In collaboration with the 2019 Southwestern Tribal Climate Change Summit, 37 student leaders from across the Southwestern US and Mexico ranging in age from 8 to 22 years old joined Summit attendees to focus on climate strategies and solutions and develop action plans to implement in their communities.
"As a part of the relatively younger generation I can vouch for the importance impressed upon us of time and the time we have to positively impact everything around us, most importantly our planet. We have reached a point in which the youth are going to have a great, if not, the greatest significance in the world and working towards bettering it.”
- Maya Cota
Climate Kids Ambassador
In collaboration with partners from across the region, the La Jolla Band of Luiseño Indians, Pala Band of Mission Indians, Climate Science Alliance, and the Institute for Tribal Environmental Professionals, Idyllwild Arts Academy, and the Center for Climate Change Impacts and Adaptation at Scripps Institution of Oceanography convened the second Southwestern Tribal Climate Change Summit in August 2019. The first Youth Climate Challenge was held in conjunction with this event and hosted over 8 youth teams from communities across the Southwestern United States and Mexico. These teams were comprised of 37 students ranging in age from 8 to 22.

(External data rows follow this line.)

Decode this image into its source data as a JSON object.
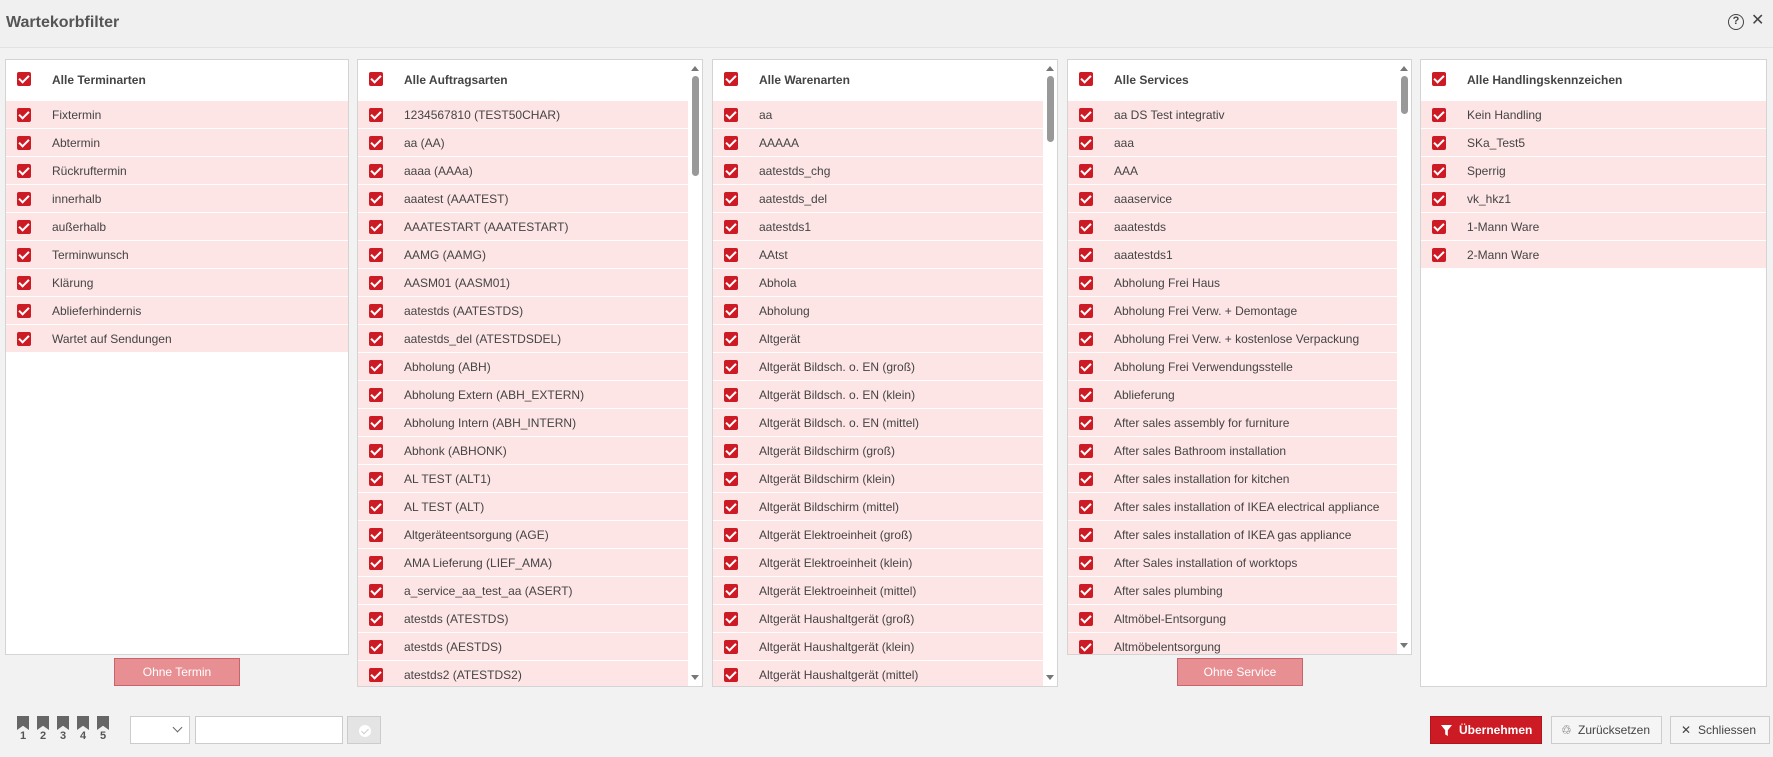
{
  "dialog": {
    "title": "Wartekorbfilter"
  },
  "panels": [
    {
      "header": "Alle Terminarten",
      "items": [
        "Fixtermin",
        "Abtermin",
        "Rückruftermin",
        "innerhalb",
        "außerhalb",
        "Terminwunsch",
        "Klärung",
        "Ablieferhindernis",
        "Wartet auf Sendungen"
      ],
      "button": "Ohne Termin"
    },
    {
      "header": "Alle Auftragsarten",
      "items": [
        "1234567810 (TEST50CHAR)",
        "aa (AA)",
        "aaaa (AAAa)",
        "aaatest (AAATEST)",
        "AAATESTART (AAATESTART)",
        "AAMG (AAMG)",
        "AASM01 (AASM01)",
        "aatestds (AATESTDS)",
        "aatestds_del (ATESTDSDEL)",
        "Abholung (ABH)",
        "Abholung Extern (ABH_EXTERN)",
        "Abholung Intern (ABH_INTERN)",
        "Abhonk (ABHONK)",
        "AL TEST (ALT1)",
        "AL TEST (ALT)",
        "Altgeräteentsorgung (AGE)",
        "AMA Lieferung (LIEF_AMA)",
        "a_service_aa_test_aa (ASERT)",
        "atestds (ATESTDS)",
        "atestds (AESTDS)",
        "atestds2 (ATESTDS2)"
      ]
    },
    {
      "header": "Alle Warenarten",
      "items": [
        "aa",
        "AAAAA",
        "aatestds_chg",
        "aatestds_del",
        "aatestds1",
        "AAtst",
        "Abhola",
        "Abholung",
        "Altgerät",
        "Altgerät Bildsch. o. EN (groß)",
        "Altgerät Bildsch. o. EN (klein)",
        "Altgerät Bildsch. o. EN (mittel)",
        "Altgerät Bildschirm (groß)",
        "Altgerät Bildschirm (klein)",
        "Altgerät Bildschirm (mittel)",
        "Altgerät Elektroeinheit (groß)",
        "Altgerät Elektroeinheit (klein)",
        "Altgerät Elektroeinheit (mittel)",
        "Altgerät Haushaltgerät (groß)",
        "Altgerät Haushaltgerät (klein)",
        "Altgerät Haushaltgerät (mittel)"
      ]
    },
    {
      "header": "Alle Services",
      "items": [
        "aa DS Test integrativ",
        "aaa",
        "AAA",
        "aaaservice",
        "aaatestds",
        "aaatestds1",
        "Abholung Frei Haus",
        "Abholung Frei Verw. + Demontage",
        "Abholung Frei Verw. + kostenlose Verpackung",
        "Abholung Frei Verwendungsstelle",
        "Ablieferung",
        "After sales assembly for furniture",
        "After sales Bathroom installation",
        "After sales installation for kitchen",
        "After sales installation of IKEA electrical appliance",
        "After sales installation of IKEA gas appliance",
        "After Sales installation of worktops",
        "After sales plumbing",
        "Altmöbel-Entsorgung",
        "Altmöbelentsorgung"
      ],
      "button": "Ohne Service"
    },
    {
      "header": "Alle Handlingskennzeichen",
      "items": [
        "Kein Handling",
        "SKa_Test5",
        "Sperrig",
        "vk_hkz1",
        "1-Mann Ware",
        "2-Mann Ware"
      ]
    }
  ],
  "footer": {
    "bookmarks": [
      "1",
      "2",
      "3",
      "4",
      "5"
    ],
    "select_value": "",
    "input_value": "",
    "apply_label": "Übernehmen",
    "reset_label": "Zurücksetzen",
    "close_label": "Schliessen"
  },
  "icons": {
    "help": "help-circle-icon",
    "close": "close-icon",
    "apply": "filter-icon",
    "reset": "recycle-icon",
    "close_button": "x-icon"
  },
  "colors": {
    "accent": "#cc1b24",
    "row_background": "#fde4e5",
    "secondary_button": "#e88f93"
  }
}
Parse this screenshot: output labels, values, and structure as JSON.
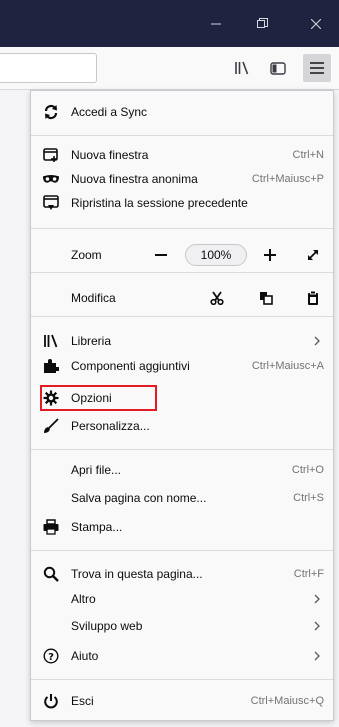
{
  "window": {
    "minimize_icon": "minimize-icon",
    "restore_icon": "restore-icon",
    "close_icon": "close-icon"
  },
  "toolbar": {
    "library_icon": "library-icon",
    "sidebar_icon": "sidebar-icon",
    "menu_icon": "hamburger-menu-icon"
  },
  "menu": {
    "sync": {
      "label": "Accedi a Sync",
      "icon": "sync-icon"
    },
    "new_window": {
      "label": "Nuova finestra",
      "shortcut": "Ctrl+N",
      "icon": "new-window-icon"
    },
    "private_window": {
      "label": "Nuova finestra anonima",
      "shortcut": "Ctrl+Maiusc+P",
      "icon": "private-mask-icon"
    },
    "restore_session": {
      "label": "Ripristina la sessione precedente",
      "icon": "restore-session-icon"
    },
    "zoom": {
      "label": "Zoom",
      "value": "100%"
    },
    "edit": {
      "label": "Modifica"
    },
    "library": {
      "label": "Libreria",
      "icon": "library-icon"
    },
    "addons": {
      "label": "Componenti aggiuntivi",
      "shortcut": "Ctrl+Maiusc+A",
      "icon": "puzzle-icon"
    },
    "options": {
      "label": "Opzioni",
      "icon": "gear-icon"
    },
    "customize": {
      "label": "Personalizza...",
      "icon": "paintbrush-icon"
    },
    "open_file": {
      "label": "Apri file...",
      "shortcut": "Ctrl+O"
    },
    "save_page": {
      "label": "Salva pagina con nome...",
      "shortcut": "Ctrl+S"
    },
    "print": {
      "label": "Stampa...",
      "icon": "printer-icon"
    },
    "find": {
      "label": "Trova in questa pagina...",
      "shortcut": "Ctrl+F",
      "icon": "search-icon"
    },
    "more": {
      "label": "Altro"
    },
    "web_dev": {
      "label": "Sviluppo web"
    },
    "help": {
      "label": "Aiuto",
      "icon": "help-icon"
    },
    "quit": {
      "label": "Esci",
      "shortcut": "Ctrl+Maiusc+Q",
      "icon": "power-icon"
    }
  },
  "colors": {
    "titlebar": "#202340",
    "highlight": "#e01b24"
  }
}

The Youth Climate Challenge, a program of the Climate Science Alliance’s Climate Kids Initiative, provided an opportunity to come together, focus on climate strategies and solutions, and advance resilience efforts throughout the Southwest and North America. In this immersive experience, students were connected with leading climate scientists, practitioners, artists, and fellow youth like Ms. Jaime Lynn Butler. Jaime is one of 21 youth plaintiffs in the case Juliana v. United States in which young people from around the country are suing the government for the claim they have a constitutional right to be protected from man-made climate change.
In Challenge teams, students not only participated in the larger Summit conversation, but were guided and challenged to identify and analyze the climate impacts in their own communities. Together, they investigate climate strategies and solutions and formulate action plans to implement in their sphere of influence.
Some of the projects they developed included:
> Creation of a series of workshops in Baja California highlighting Indigenous voices of the region and how they are being impacted by climate changes.
> Lead an educational campaign and three watershed restoration events to remove trash and invasive species.
> Develop a school club focused on addressing infrastructure and climate issues with local Tribes.
At the culmination of the Challenge, students presented their climate stories and ideas to Summit attendees. Moving forward the Climate Science Alliance will support students in the implementation of their Challenge plans. Stay connected for updates at Youth Climate Challenge.
Congratulations to all the incredible youth leaders that participated in the first Youth Climate Challenge and thank you for your dedication and bravery to developing climate solutions that matter.
Special thanks to the sponsors that made this Challenge possible: